PROBLEM REQUIREMENTS
Scan the records below. List lines holding "true".

DATA FOR ANALYSIS
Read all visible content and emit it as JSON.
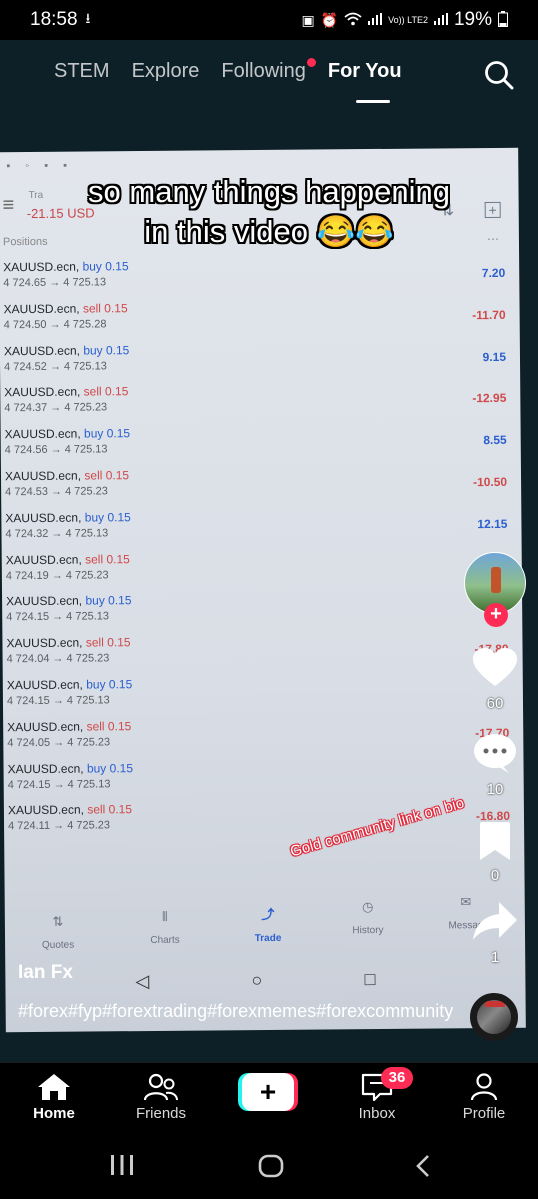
{
  "status_bar": {
    "time": "18:58",
    "download_icon": "download-icon",
    "network": "Vo)) LTE2",
    "battery": "19%"
  },
  "top_nav": {
    "tabs": [
      {
        "label": "STEM"
      },
      {
        "label": "Explore"
      },
      {
        "label": "Following",
        "has_notification_dot": true
      },
      {
        "label": "For You",
        "active": true
      }
    ],
    "search_icon": "search-icon"
  },
  "video": {
    "caption_line1": "so many things happening",
    "caption_line2": "in this video 😂😂",
    "overlay_text": "Gold community link on bio",
    "trading_app": {
      "account_label": "Tra",
      "balance": "-21.15 USD",
      "positions_label": "Positions",
      "trades": [
        {
          "symbol": "XAUUSD.ecn,",
          "side": "buy 0.15",
          "prices": "4 724.65 → 4 725.13",
          "pnl": "7.20",
          "pnl_sign": "pos"
        },
        {
          "symbol": "XAUUSD.ecn,",
          "side": "sell 0.15",
          "prices": "4 724.50 → 4 725.28",
          "pnl": "-11.70",
          "pnl_sign": "neg"
        },
        {
          "symbol": "XAUUSD.ecn,",
          "side": "buy 0.15",
          "prices": "4 724.52 → 4 725.13",
          "pnl": "9.15",
          "pnl_sign": "pos"
        },
        {
          "symbol": "XAUUSD.ecn,",
          "side": "sell 0.15",
          "prices": "4 724.37 → 4 725.23",
          "pnl": "-12.95",
          "pnl_sign": "neg"
        },
        {
          "symbol": "XAUUSD.ecn,",
          "side": "buy 0.15",
          "prices": "4 724.56 → 4 725.13",
          "pnl": "8.55",
          "pnl_sign": "pos"
        },
        {
          "symbol": "XAUUSD.ecn,",
          "side": "sell 0.15",
          "prices": "4 724.53 → 4 725.23",
          "pnl": "-10.50",
          "pnl_sign": "neg"
        },
        {
          "symbol": "XAUUSD.ecn,",
          "side": "buy 0.15",
          "prices": "4 724.32 → 4 725.13",
          "pnl": "12.15",
          "pnl_sign": "pos"
        },
        {
          "symbol": "XAUUSD.ecn,",
          "side": "sell 0.15",
          "prices": "4 724.19 → 4 725.23",
          "pnl": "",
          "pnl_sign": "neg"
        },
        {
          "symbol": "XAUUSD.ecn,",
          "side": "buy 0.15",
          "prices": "4 724.15 → 4 725.13",
          "pnl": "",
          "pnl_sign": "pos"
        },
        {
          "symbol": "XAUUSD.ecn,",
          "side": "sell 0.15",
          "prices": "4 724.04 → 4 725.23",
          "pnl": "-17.80",
          "pnl_sign": "neg"
        },
        {
          "symbol": "XAUUSD.ecn,",
          "side": "buy 0.15",
          "prices": "4 724.15 → 4 725.13",
          "pnl": "",
          "pnl_sign": "pos"
        },
        {
          "symbol": "XAUUSD.ecn,",
          "side": "sell 0.15",
          "prices": "4 724.05 → 4 725.23",
          "pnl": "-17.70",
          "pnl_sign": "neg"
        },
        {
          "symbol": "XAUUSD.ecn,",
          "side": "buy 0.15",
          "prices": "4 724.15 → 4 725.13",
          "pnl": "",
          "pnl_sign": "pos"
        },
        {
          "symbol": "XAUUSD.ecn,",
          "side": "sell 0.15",
          "prices": "4 724.11 → 4 725.23",
          "pnl": "-16.80",
          "pnl_sign": "neg"
        }
      ],
      "bottom_tabs": [
        {
          "label": "Quotes",
          "icon": "quotes-icon"
        },
        {
          "label": "Charts",
          "icon": "charts-icon"
        },
        {
          "label": "Trade",
          "icon": "trade-icon",
          "active": true
        },
        {
          "label": "History",
          "icon": "history-icon"
        },
        {
          "label": "Messag",
          "icon": "messages-icon"
        }
      ]
    }
  },
  "rail": {
    "likes": "60",
    "comments": "10",
    "bookmarks": "0",
    "shares": "1"
  },
  "post": {
    "creator": "Ian Fx",
    "description": "#forex#fyp#forextrading#forexmemes#forexcommunity"
  },
  "bottom_nav": {
    "home": "Home",
    "friends": "Friends",
    "inbox": "Inbox",
    "inbox_badge": "36",
    "profile": "Profile"
  }
}
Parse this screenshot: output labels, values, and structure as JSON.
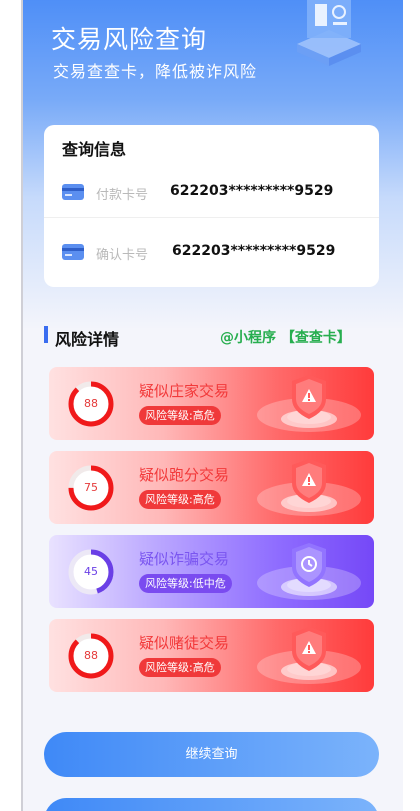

EXPECTED ANSWER
        "has_notification_dot": true
        "active": true
          "active": true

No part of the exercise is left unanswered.